A team of French astronomers using ESO's Very Large Telescope have discovered an object located very close to the star Beta Pictoris, and which apparently lies inside its disc.
NASA's Hubble Space Telescope has taken the first visible-light snapshot of a planet circling another star.
How many stars does it take to "raise" a planet? In our own solar system, it took only one -- our Sun. However, new research shows that planets might sometimes form in systems with as many as four stars.
Astronomers using the Hubble Space Telescope and W. M. Keck Observatory have found a lopsided debris disk around a young star known as HD 15115. As seen from Earth, the edge-on disk resembles a needle sticking out from the star.
New observations from NASA's Hubble Space Telescope have begun to fill gaps in the early stages of planet birth.
NASA's Hubble Space Telescope, in collaboration with ground-based observatories, has provided definitive evidence for the existence of the nearest extrasolar planet to our solar system.
With the VISIR instrument on ESO's Very Large Telescope, astronomers have mapped the disc around a star more massive than the Sun.
NASA's Hubble Space Telescope has revealed not one but two dust disks circling the nearby star Beta Pictoris.
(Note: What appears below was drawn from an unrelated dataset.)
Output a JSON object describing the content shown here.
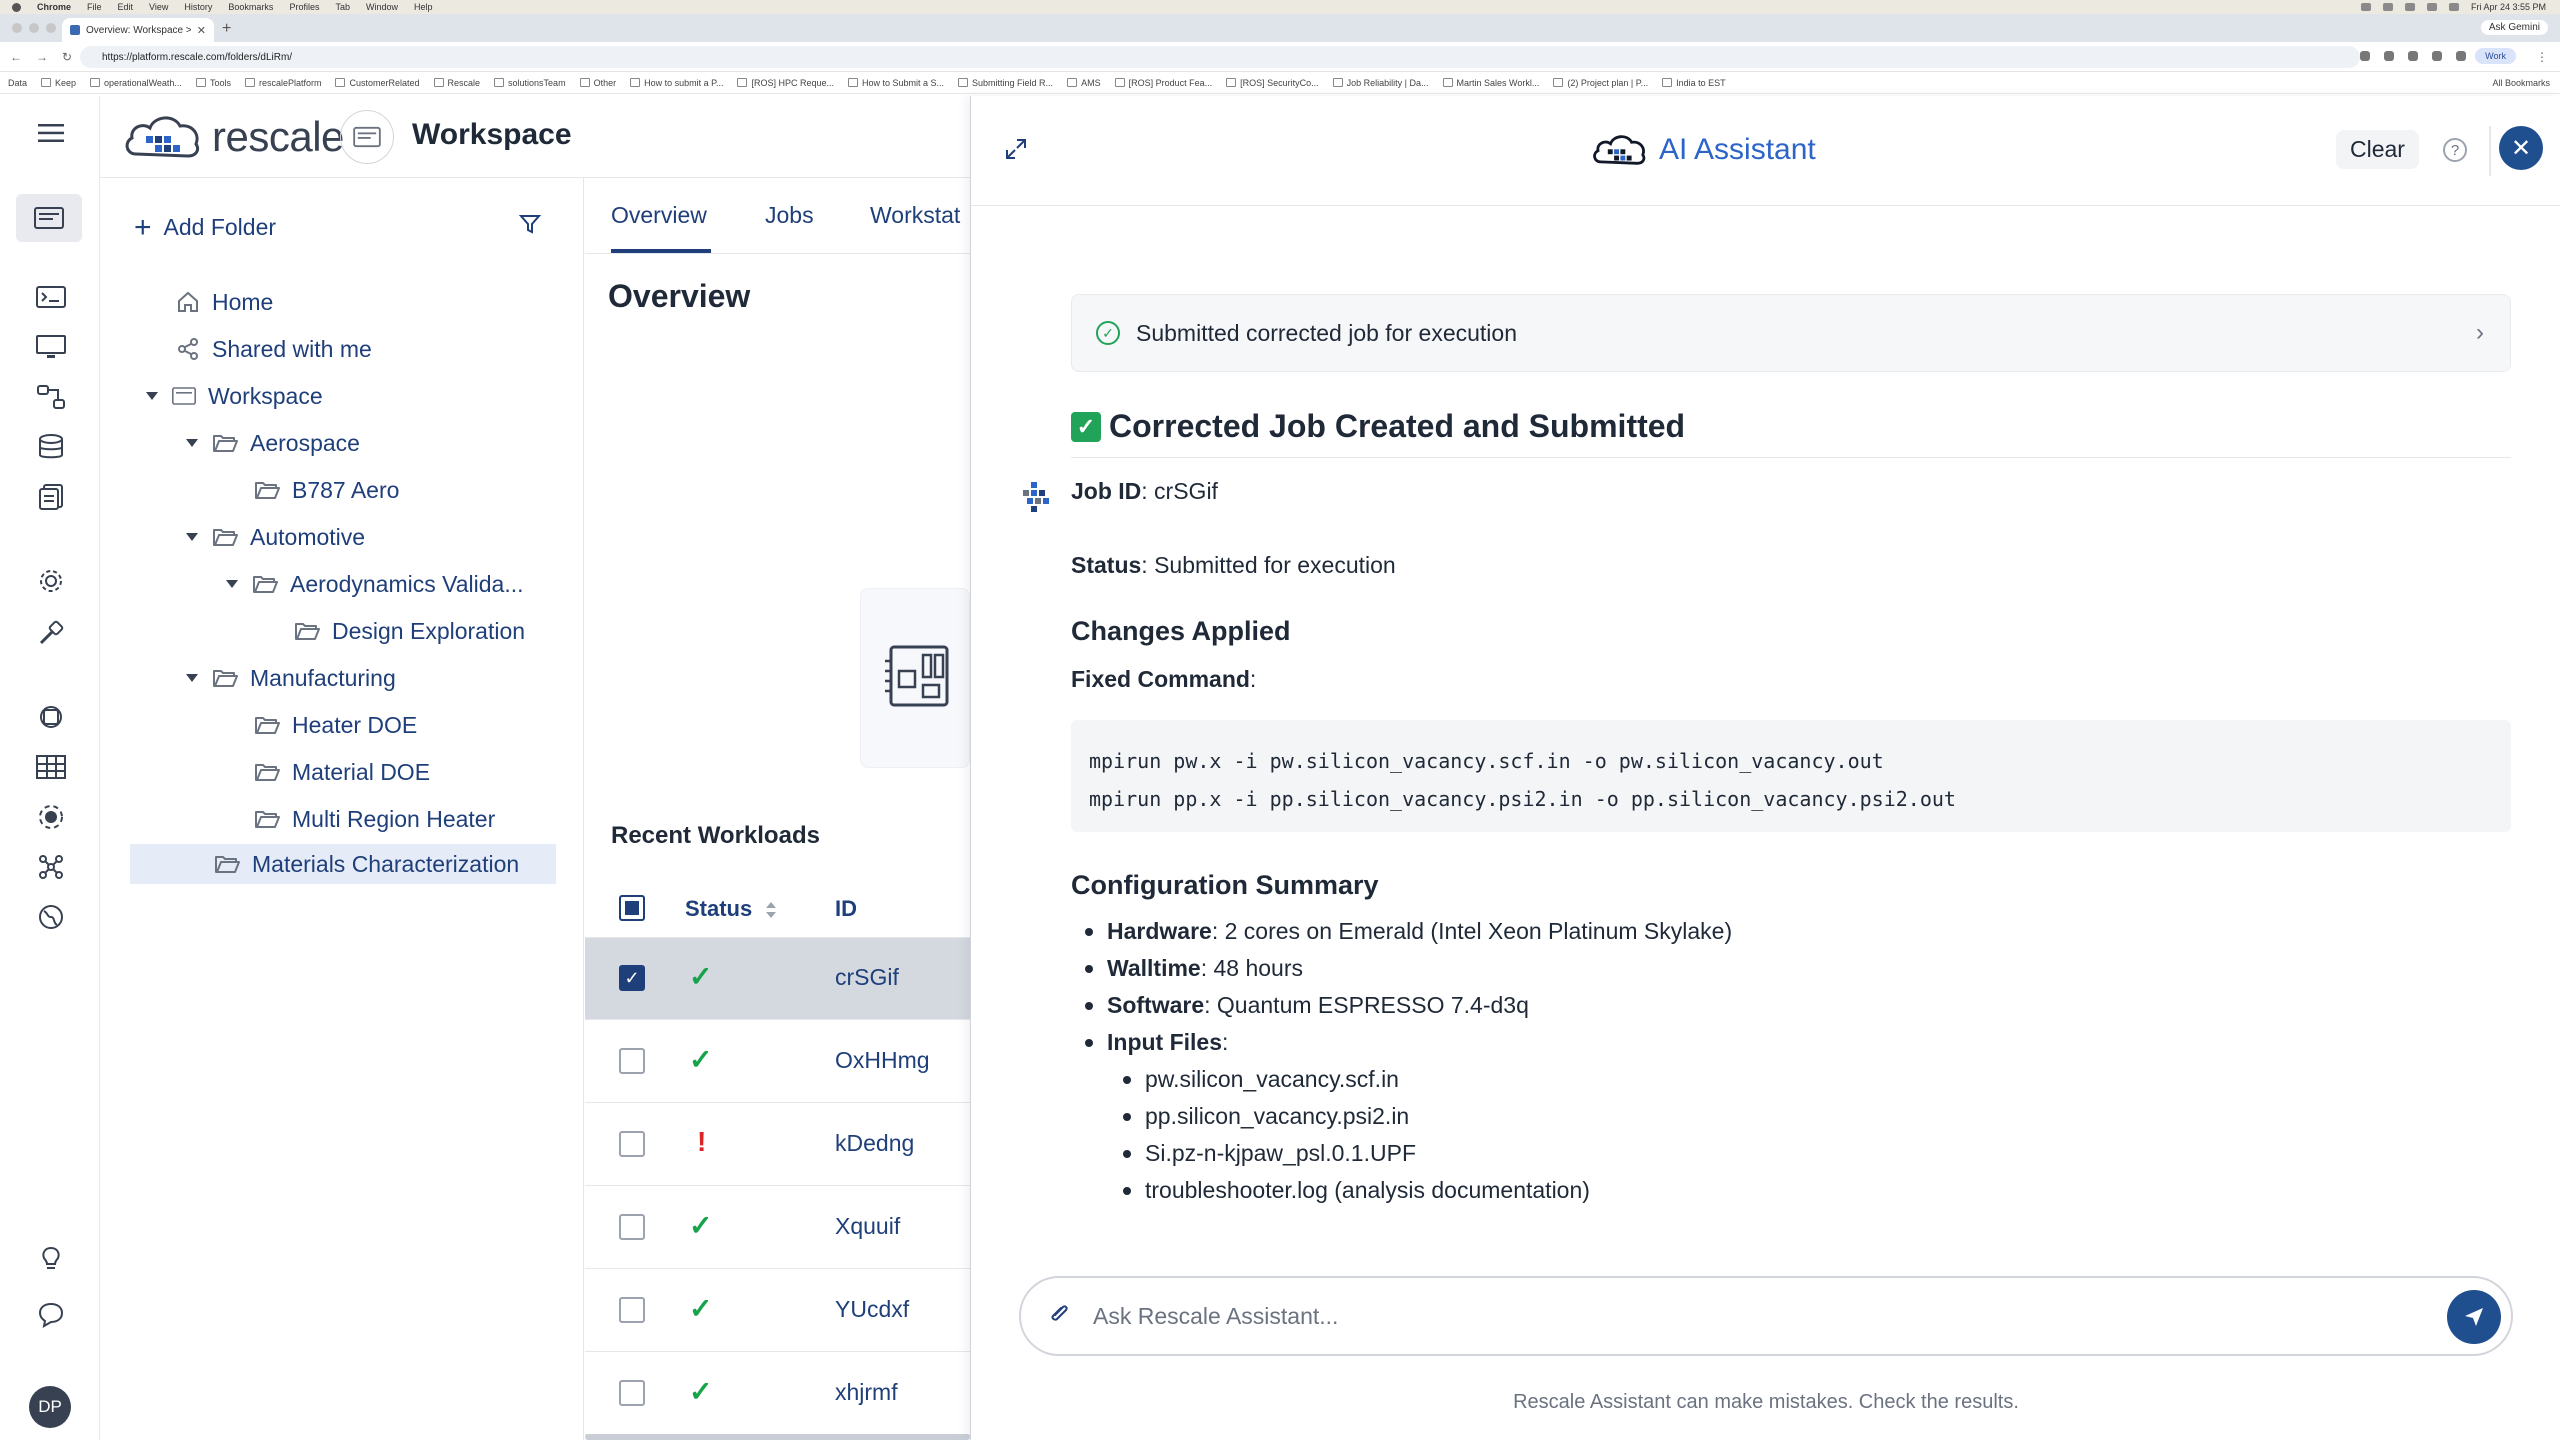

This is evidence for the possibility of at least one Jupiter-size planet orbiting the star.
Scientists using NASA's Far Ultraviolet Spectroscopic Explorer, or FUSE, have discovered abundant amounts of carbon gas in a dusty disk surrounding a young star named Beta Pictoris.
These two bright debris disks of ice and dust appear to be the equivalent of our own solar system's Kuiper Belt, a ring of icy rocks outside the orbit of Neptune and the source of short-period comets.
- A ceramic container used inside a fuel-fired kiln to protect pots from the flame.